## EXERCISE GOAL
Your task is to work out how many lines in the data include the word "rank". Reply with the number alone.

(Entries from a dataset of interfaces)
--- START ---

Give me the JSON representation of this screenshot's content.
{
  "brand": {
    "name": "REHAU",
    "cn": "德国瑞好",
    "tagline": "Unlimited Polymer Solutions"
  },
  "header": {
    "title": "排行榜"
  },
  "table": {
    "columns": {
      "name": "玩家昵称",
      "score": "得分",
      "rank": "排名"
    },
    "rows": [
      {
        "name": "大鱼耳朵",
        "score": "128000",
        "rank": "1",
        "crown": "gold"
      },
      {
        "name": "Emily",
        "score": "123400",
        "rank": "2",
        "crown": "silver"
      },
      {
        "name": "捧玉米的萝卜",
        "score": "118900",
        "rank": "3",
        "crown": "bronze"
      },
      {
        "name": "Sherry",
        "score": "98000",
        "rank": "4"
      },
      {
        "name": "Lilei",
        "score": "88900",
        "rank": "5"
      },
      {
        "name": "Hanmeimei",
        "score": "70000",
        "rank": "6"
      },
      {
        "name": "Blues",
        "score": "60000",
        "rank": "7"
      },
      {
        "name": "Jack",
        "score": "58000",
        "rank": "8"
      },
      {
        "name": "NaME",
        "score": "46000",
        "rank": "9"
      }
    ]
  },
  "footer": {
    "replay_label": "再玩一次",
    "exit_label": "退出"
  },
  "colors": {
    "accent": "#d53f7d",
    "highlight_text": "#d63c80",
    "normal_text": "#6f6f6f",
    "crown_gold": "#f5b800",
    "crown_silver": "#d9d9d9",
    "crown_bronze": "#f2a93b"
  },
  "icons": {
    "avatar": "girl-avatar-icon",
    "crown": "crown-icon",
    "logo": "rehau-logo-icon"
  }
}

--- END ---

## EXERCISE OUTPUT
10